I'll strongly second this sentiment. My experience with torch tip cleaners is they are completely useless when it comes to nuts, waste of $13. I ended up buying a set of Hosco's from phil. luth. supply but I went with the single gauge per file set. I tried the double-side files and the set I had, the gauge specified and the actual gauge measured with a micrometer were far enough apart I ended up returning them.
A good set of files is really necessary if you need to cut a nut from time to time or adjust a new/used guitar's nut. I don't do it often but enough that starting with the proper tool was the only way to go.
My Dad, built boats as a hobby when I was a Kid.. he used to drill me with the fact that "there never seems to be enough time to do a job correctly, but there always seems to be enough time to do it over... right the second time..."
I have the Hosco files and have used them on several guitars. They can also be used to slot bridge saddles. Good quality and affordable when you consider what you would pay a luthier to do one nut job. I bought the 10-46 set. The opposite cutting edge of the 10 (0.010”, high E) file is 26 (0.026”, D string). One file does two nut or bridge slots. The same applies for the other two files. Three files will do all you nut and bridge slots. You can decide.I have read the previous posts about nut slot files, which seem to come up regularly. I am in the same boat as some other people, not really wanting to spend $100 on a tool I will use very, very rarely. I just want to adjust a slot or two on a nut.
Sweetwater sells a set from MusicNomad that's a bit less than the Stewmac ones. Anyone have these?
There are also these tapered ones from Hosco that some people like and other people hate. A bit cheaper still.
I like your ideaI was in the same (similar) boat as I wanted to adjust a slot or two and did not want to wait for the online order to arrive. I took a set of feeler gauges I had and made fine cuts/notches across all of them with the edge of a metal file I had to make them all look like tiny saws. Now I have a two-in-one tool - a set of feeler gauges and a set of nut files in all sizes I may need. This was 2-3 guitars ago and it works well for my needs and it only cost me a few bucks.

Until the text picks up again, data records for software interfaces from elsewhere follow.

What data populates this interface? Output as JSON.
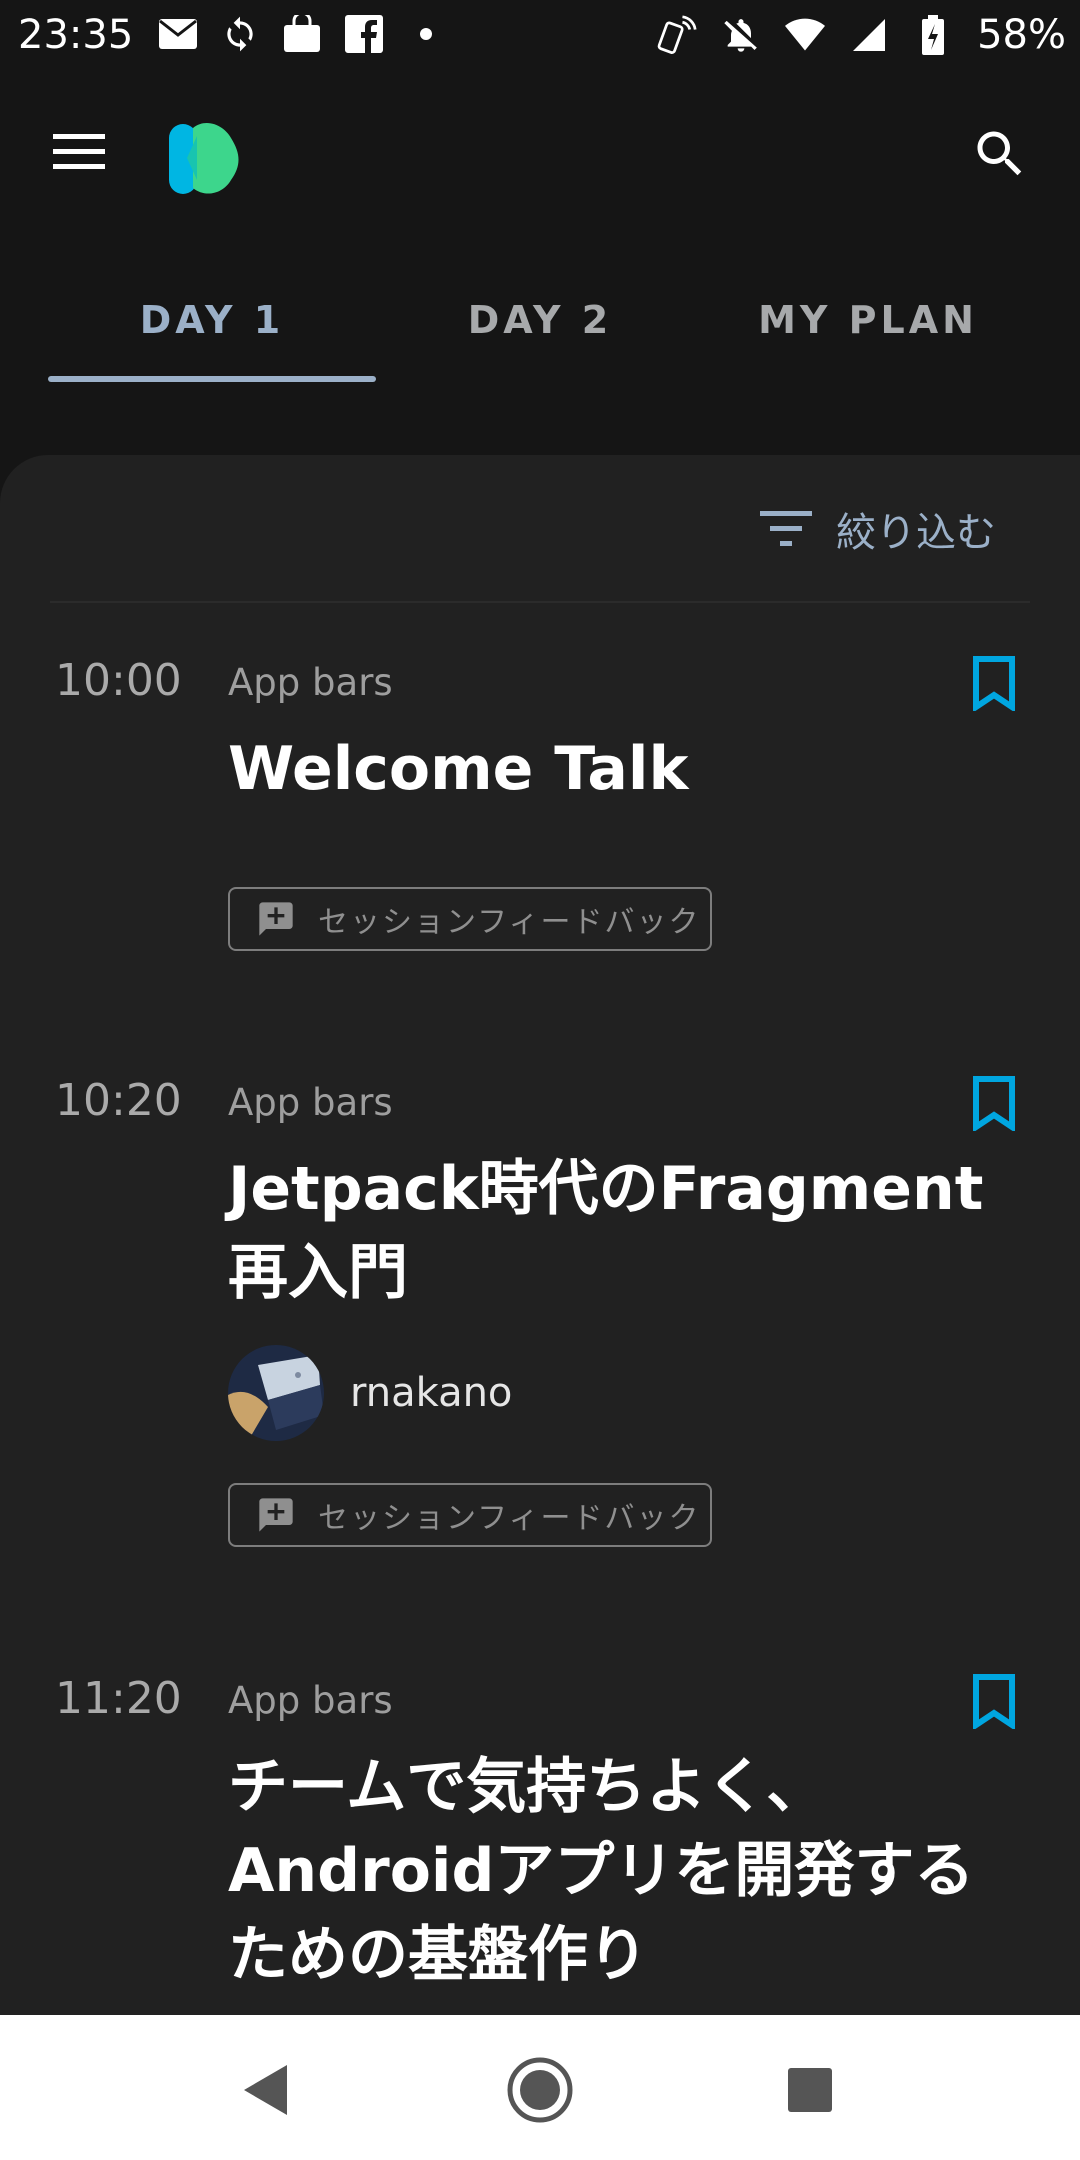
{
  "status_bar": {
    "time": "23:35",
    "battery": "58%",
    "left_icons": [
      "au-mail-icon",
      "sync-icon",
      "market-icon",
      "facebook-icon",
      "dot-icon"
    ],
    "right_icons": [
      "nfc-icon",
      "mute-icon",
      "wifi-icon",
      "signal-icon",
      "battery-icon"
    ]
  },
  "app_bar": {
    "logo": "droidkaigi-logo"
  },
  "tabs": [
    {
      "label": "DAY 1",
      "active": true
    },
    {
      "label": "DAY 2",
      "active": false
    },
    {
      "label": "MY PLAN",
      "active": false
    }
  ],
  "filter": {
    "label": "絞り込む"
  },
  "sessions": [
    {
      "time": "10:00",
      "room": "App bars",
      "title": "Welcome Talk",
      "feedback": "セッションフィードバック"
    },
    {
      "time": "10:20",
      "room": "App bars",
      "title_line1": "Jetpack時代のFragment",
      "title_line2": "再入門",
      "speaker": "rnakano",
      "feedback": "セッションフィードバック"
    },
    {
      "time": "11:20",
      "room": "App bars",
      "title_line1": "チームで気持ちよく、",
      "title_line2": "Androidアプリを開発する",
      "title_line3": "ための基盤作り"
    }
  ],
  "colors": {
    "accent": "#00a6e0",
    "tab_active": "#9bb0c8",
    "background": "#151515",
    "sheet": "#212121"
  }
}
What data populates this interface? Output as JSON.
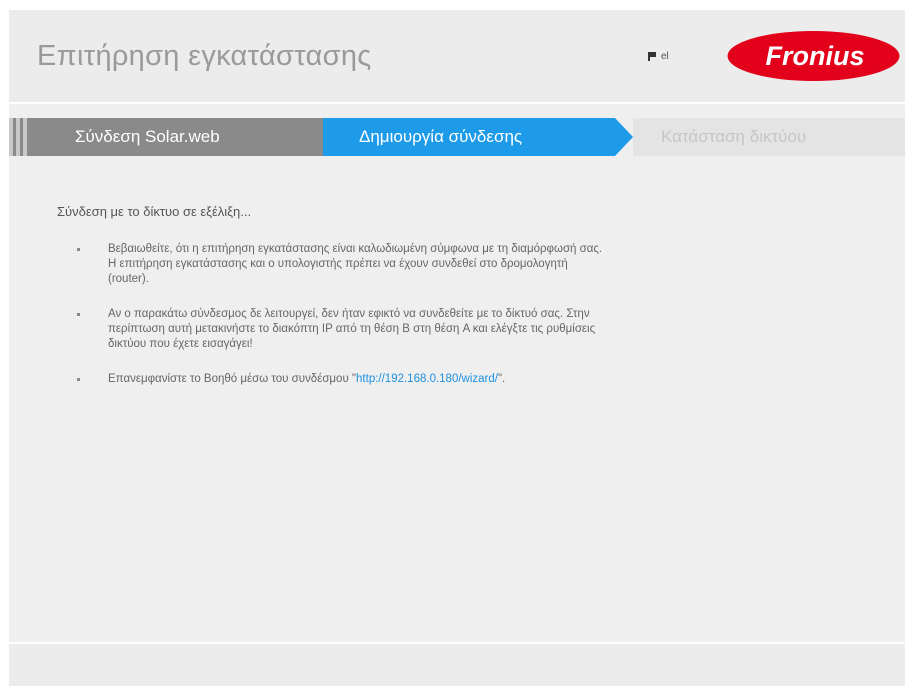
{
  "header": {
    "title": "Επιτήρηση εγκατάστασης",
    "language_code": "el",
    "flag_icon": "flag-icon",
    "logo_text": "Fronius",
    "logo_color": "#e2001a"
  },
  "wizard_steps": [
    {
      "label": "Σύνδεση Solar.web",
      "state": "done"
    },
    {
      "label": "Δημιουργία σύνδεσης",
      "state": "active"
    },
    {
      "label": "Κατάσταση δικτύου",
      "state": "inactive"
    }
  ],
  "colors": {
    "active_step": "#1e9be8",
    "done_step": "#8a8a8a",
    "inactive_step": "#e4e4e4",
    "link": "#1e90e0"
  },
  "content": {
    "status_heading": "Σύνδεση με το δίκτυο σε εξέλιξη...",
    "bullets": [
      {
        "line1": "Βεβαιωθείτε, ότι η επιτήρηση εγκατάστασης είναι καλωδιωμένη σύμφωνα με τη διαμόρφωσή σας.",
        "line2": "Η επιτήρηση εγκατάστασης και ο υπολογιστής πρέπει να έχουν συνδεθεί στο δρομολογητή",
        "line3": "(router)."
      },
      {
        "line1": "Αν ο παρακάτω σύνδεσμος δε λειτουργεί, δεν ήταν εφικτό να συνδεθείτε με το δίκτυό σας. Στην",
        "line2": "περίπτωση αυτή μετακινήστε το διακόπτη IP από τη θέση B στη θέση A και ελέγξτε τις ρυθμίσεις",
        "line3": "δικτύου που έχετε εισαγάγει!"
      },
      {
        "before": "Επανεμφανίστε το Βοηθό μέσω του συνδέσμου \"",
        "link": "http://192.168.0.180/wizard/",
        "after": "\"."
      }
    ]
  }
}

The Hosco double side/V-notch ones tend to work best when the nut height is down to its final height BEFORE using them. If you have too much material left on the height and plan to remove the excess later it can be a pain to get the slot filed out cleanly and you can end up with a sloppy grove. This is just what I have noticed/researched using those particular files.